→ **PROVIDED ENTRIES**
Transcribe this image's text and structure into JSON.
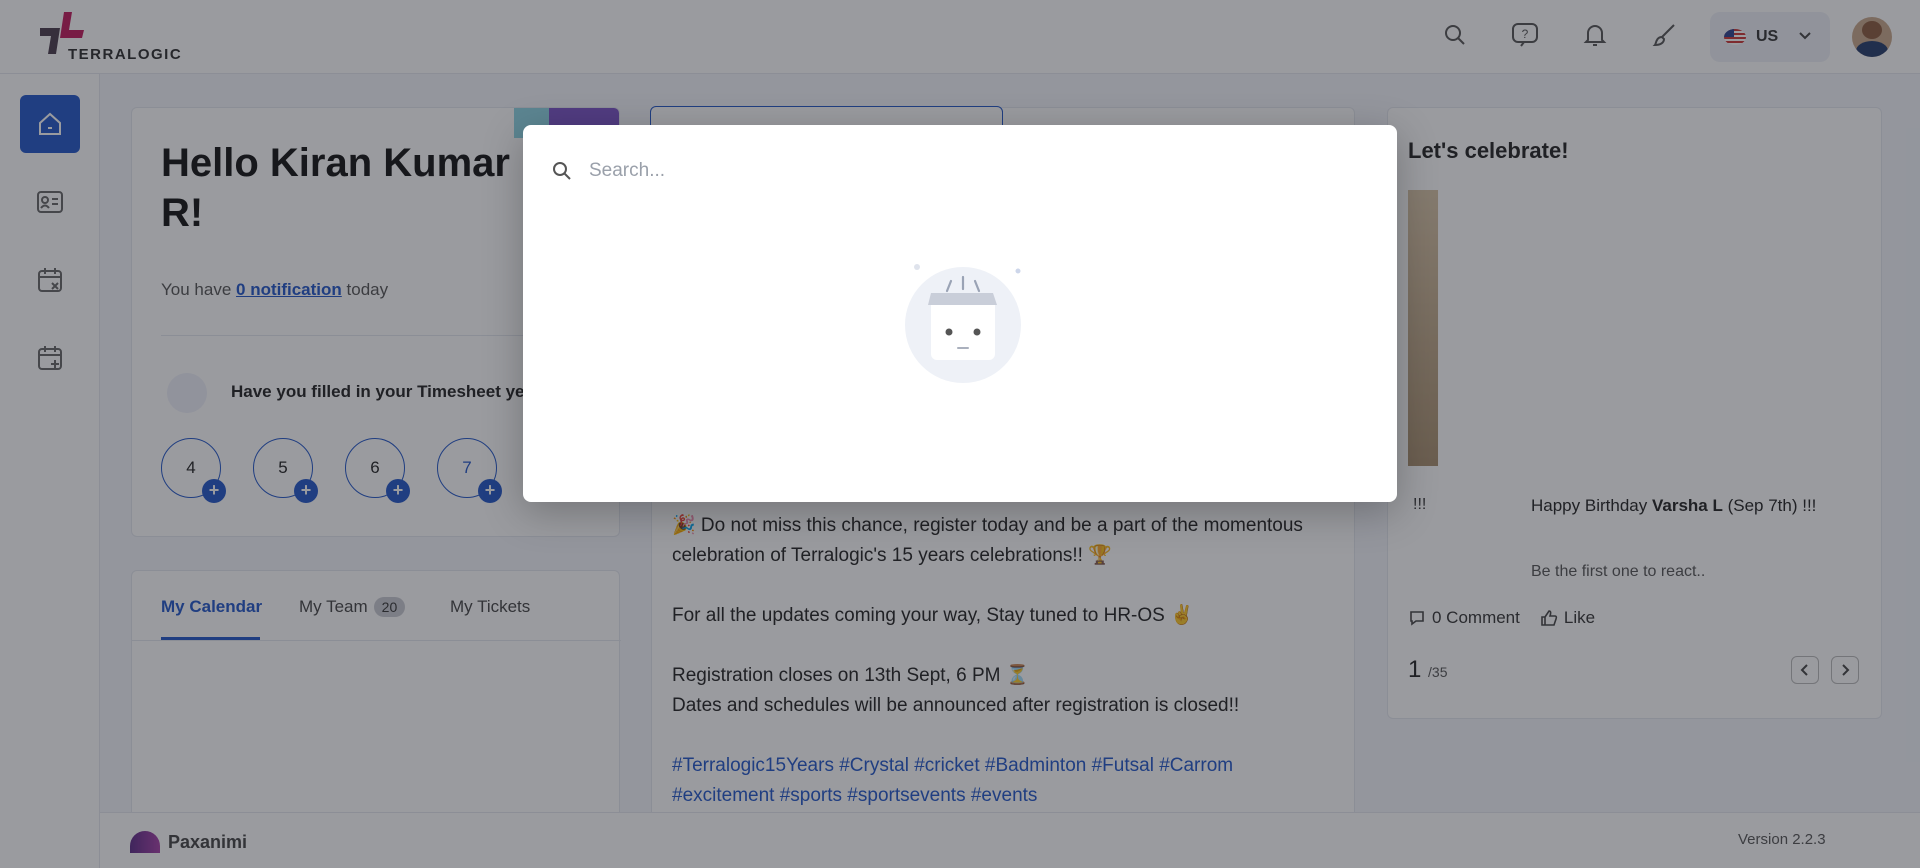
{
  "header": {
    "logo_text": "TERRALOGIC",
    "icons": [
      "search-icon",
      "help-icon",
      "bell-icon",
      "brush-icon"
    ],
    "language": "US",
    "brand_color": "#2156c9"
  },
  "sidebar": {
    "items": [
      {
        "name": "home",
        "icon": "home-icon",
        "active": true
      },
      {
        "name": "profile",
        "icon": "id-card-icon",
        "active": false
      },
      {
        "name": "leave",
        "icon": "calendar-x-icon",
        "active": false
      },
      {
        "name": "apply",
        "icon": "calendar-plus-icon",
        "active": false
      }
    ]
  },
  "hello_card": {
    "greeting": "Hello Kiran Kumar B R!",
    "notif_prefix": "You have",
    "notif_link": "0 notification",
    "notif_suffix": "today",
    "timesheet_question": "Have you filled in your Timesheet yet?",
    "days": [
      "4",
      "5",
      "6",
      "7"
    ]
  },
  "tabs": {
    "items": [
      "My Calendar",
      "My Team",
      "My Tickets"
    ],
    "team_count": "20"
  },
  "feed": {
    "para1": "🎉 Do not miss this chance, register today and be a part of the momentous celebration of Terralogic's 15 years celebrations!! 🏆",
    "para2": "For all the updates coming your way, Stay tuned to HR-OS ✌",
    "para3a": "Registration closes on 13th Sept, 6 PM ⏳",
    "para3b": "Dates and schedules will be announced after registration is closed!!",
    "tags": "#Terralogic15Years #Crystal #cricket #Badminton #Futsal #Carrom #excitement #sports #sportsevents #events"
  },
  "celebrate": {
    "title": "Let's celebrate!",
    "left_fragment": "!!!",
    "bday_prefix": "Happy Birthday",
    "bday_name": "Varsha L",
    "bday_suffix": "(Sep 7th) !!!",
    "react_text": "Be the first one to react..",
    "comment_label": "0 Comment",
    "like_label": "Like",
    "page_current": "1",
    "page_total": "/35"
  },
  "footer": {
    "brand": "Paxanimi",
    "version": "Version 2.2.3"
  },
  "search_modal": {
    "placeholder": "Search...",
    "value": ""
  }
}
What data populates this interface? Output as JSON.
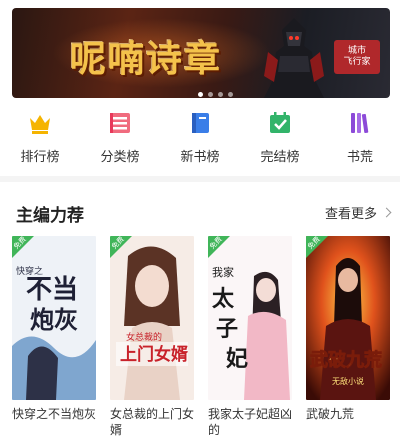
{
  "banner": {
    "title": "呢喃诗章",
    "badge_line1": "城市",
    "badge_line2": "飞行家",
    "dots": 4,
    "active_dot": 0
  },
  "nav": [
    {
      "label": "排行榜",
      "icon": "crown-icon",
      "color": "#f5b400"
    },
    {
      "label": "分类榜",
      "icon": "category-icon",
      "color": "#e8385a"
    },
    {
      "label": "新书榜",
      "icon": "new-book-icon",
      "color": "#3a7ee8"
    },
    {
      "label": "完结榜",
      "icon": "calendar-check-icon",
      "color": "#32b46a"
    },
    {
      "label": "书荒",
      "icon": "bookshelf-icon",
      "color": "#8c4ad8"
    }
  ],
  "section": {
    "title": "主编力荐",
    "more_label": "查看更多"
  },
  "books": [
    {
      "title": "快穿之不当炮灰",
      "tag": "免费",
      "cover_text": "不当炮灰",
      "cover_sub": "快穿之"
    },
    {
      "title": "女总裁的上门女婿",
      "tag": "免费",
      "cover_text": "上门女婿",
      "cover_sub": "女总裁的"
    },
    {
      "title": "我家太子妃超凶的",
      "tag": "免费",
      "cover_text": "太子妃",
      "cover_sub": "我家"
    },
    {
      "title": "武破九荒",
      "tag": "免费",
      "cover_text": "武破九荒",
      "cover_sub": "无敌小说"
    }
  ]
}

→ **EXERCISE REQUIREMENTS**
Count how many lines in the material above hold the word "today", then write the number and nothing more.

→ **TASK RESPONSE**
2